EXERCISE — Your copy should hold every record verbatim and none of the pictures.

Data records for software interfaces —
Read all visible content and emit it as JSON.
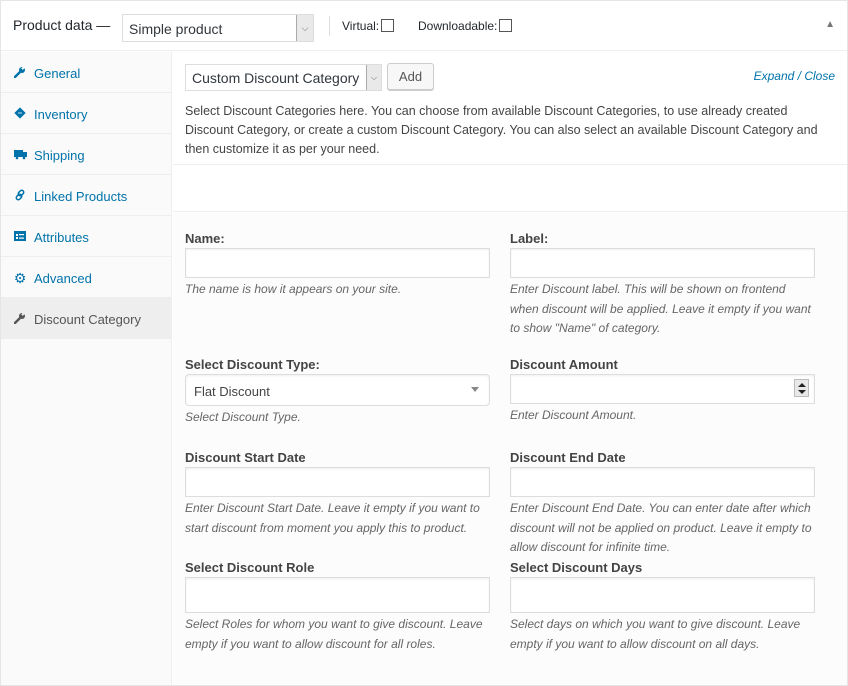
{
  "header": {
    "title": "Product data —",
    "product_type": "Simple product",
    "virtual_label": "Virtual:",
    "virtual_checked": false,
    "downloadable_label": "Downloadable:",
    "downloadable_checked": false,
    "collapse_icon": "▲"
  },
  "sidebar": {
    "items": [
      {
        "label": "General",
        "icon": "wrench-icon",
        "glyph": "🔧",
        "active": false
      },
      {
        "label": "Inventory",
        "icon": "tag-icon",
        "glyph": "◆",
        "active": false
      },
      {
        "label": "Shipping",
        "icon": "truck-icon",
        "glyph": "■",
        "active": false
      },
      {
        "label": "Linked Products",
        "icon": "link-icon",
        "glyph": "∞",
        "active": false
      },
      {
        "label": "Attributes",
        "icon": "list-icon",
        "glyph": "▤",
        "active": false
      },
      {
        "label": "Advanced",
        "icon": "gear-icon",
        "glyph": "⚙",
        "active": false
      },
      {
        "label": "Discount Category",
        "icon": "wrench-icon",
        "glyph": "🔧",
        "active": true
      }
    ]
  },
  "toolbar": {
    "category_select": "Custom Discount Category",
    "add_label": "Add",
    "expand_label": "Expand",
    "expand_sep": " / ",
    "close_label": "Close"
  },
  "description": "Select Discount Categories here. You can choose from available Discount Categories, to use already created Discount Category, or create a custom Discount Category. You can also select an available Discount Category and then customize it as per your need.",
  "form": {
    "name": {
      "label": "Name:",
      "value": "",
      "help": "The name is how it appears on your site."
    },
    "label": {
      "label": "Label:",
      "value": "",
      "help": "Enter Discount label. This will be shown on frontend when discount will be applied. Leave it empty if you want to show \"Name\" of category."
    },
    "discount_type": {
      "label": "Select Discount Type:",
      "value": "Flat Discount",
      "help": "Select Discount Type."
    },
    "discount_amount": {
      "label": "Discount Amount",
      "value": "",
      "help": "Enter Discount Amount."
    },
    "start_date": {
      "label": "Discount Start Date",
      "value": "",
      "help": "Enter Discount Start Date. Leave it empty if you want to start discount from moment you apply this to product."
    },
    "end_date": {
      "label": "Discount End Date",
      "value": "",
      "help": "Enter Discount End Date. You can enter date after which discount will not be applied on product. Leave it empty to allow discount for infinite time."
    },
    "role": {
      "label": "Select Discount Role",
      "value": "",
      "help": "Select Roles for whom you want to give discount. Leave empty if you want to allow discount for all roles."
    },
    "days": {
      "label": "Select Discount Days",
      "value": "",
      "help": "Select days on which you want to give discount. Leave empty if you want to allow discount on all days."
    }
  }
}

RESULT —
Read all visible content and emit it as JSON.
{
  "header": {
    "title": "Product data —",
    "product_type": "Simple product",
    "virtual_label": "Virtual:",
    "virtual_checked": false,
    "downloadable_label": "Downloadable:",
    "downloadable_checked": false,
    "collapse_icon": "▲"
  },
  "sidebar": {
    "items": [
      {
        "label": "General",
        "icon": "wrench-icon",
        "glyph": "🔧",
        "active": false
      },
      {
        "label": "Inventory",
        "icon": "tag-icon",
        "glyph": "◆",
        "active": false
      },
      {
        "label": "Shipping",
        "icon": "truck-icon",
        "glyph": "■",
        "active": false
      },
      {
        "label": "Linked Products",
        "icon": "link-icon",
        "glyph": "∞",
        "active": false
      },
      {
        "label": "Attributes",
        "icon": "list-icon",
        "glyph": "▤",
        "active": false
      },
      {
        "label": "Advanced",
        "icon": "gear-icon",
        "glyph": "⚙",
        "active": false
      },
      {
        "label": "Discount Category",
        "icon": "wrench-icon",
        "glyph": "🔧",
        "active": true
      }
    ]
  },
  "toolbar": {
    "category_select": "Custom Discount Category",
    "add_label": "Add",
    "expand_label": "Expand",
    "expand_sep": " / ",
    "close_label": "Close"
  },
  "description": "Select Discount Categories here. You can choose from available Discount Categories, to use already created Discount Category, or create a custom Discount Category. You can also select an available Discount Category and then customize it as per your need.",
  "form": {
    "name": {
      "label": "Name:",
      "value": "",
      "help": "The name is how it appears on your site."
    },
    "label": {
      "label": "Label:",
      "value": "",
      "help": "Enter Discount label. This will be shown on frontend when discount will be applied. Leave it empty if you want to show \"Name\" of category."
    },
    "discount_type": {
      "label": "Select Discount Type:",
      "value": "Flat Discount",
      "help": "Select Discount Type."
    },
    "discount_amount": {
      "label": "Discount Amount",
      "value": "",
      "help": "Enter Discount Amount."
    },
    "start_date": {
      "label": "Discount Start Date",
      "value": "",
      "help": "Enter Discount Start Date. Leave it empty if you want to start discount from moment you apply this to product."
    },
    "end_date": {
      "label": "Discount End Date",
      "value": "",
      "help": "Enter Discount End Date. You can enter date after which discount will not be applied on product. Leave it empty to allow discount for infinite time."
    },
    "role": {
      "label": "Select Discount Role",
      "value": "",
      "help": "Select Roles for whom you want to give discount. Leave empty if you want to allow discount for all roles."
    },
    "days": {
      "label": "Select Discount Days",
      "value": "",
      "help": "Select days on which you want to give discount. Leave empty if you want to allow discount on all days."
    }
  }
}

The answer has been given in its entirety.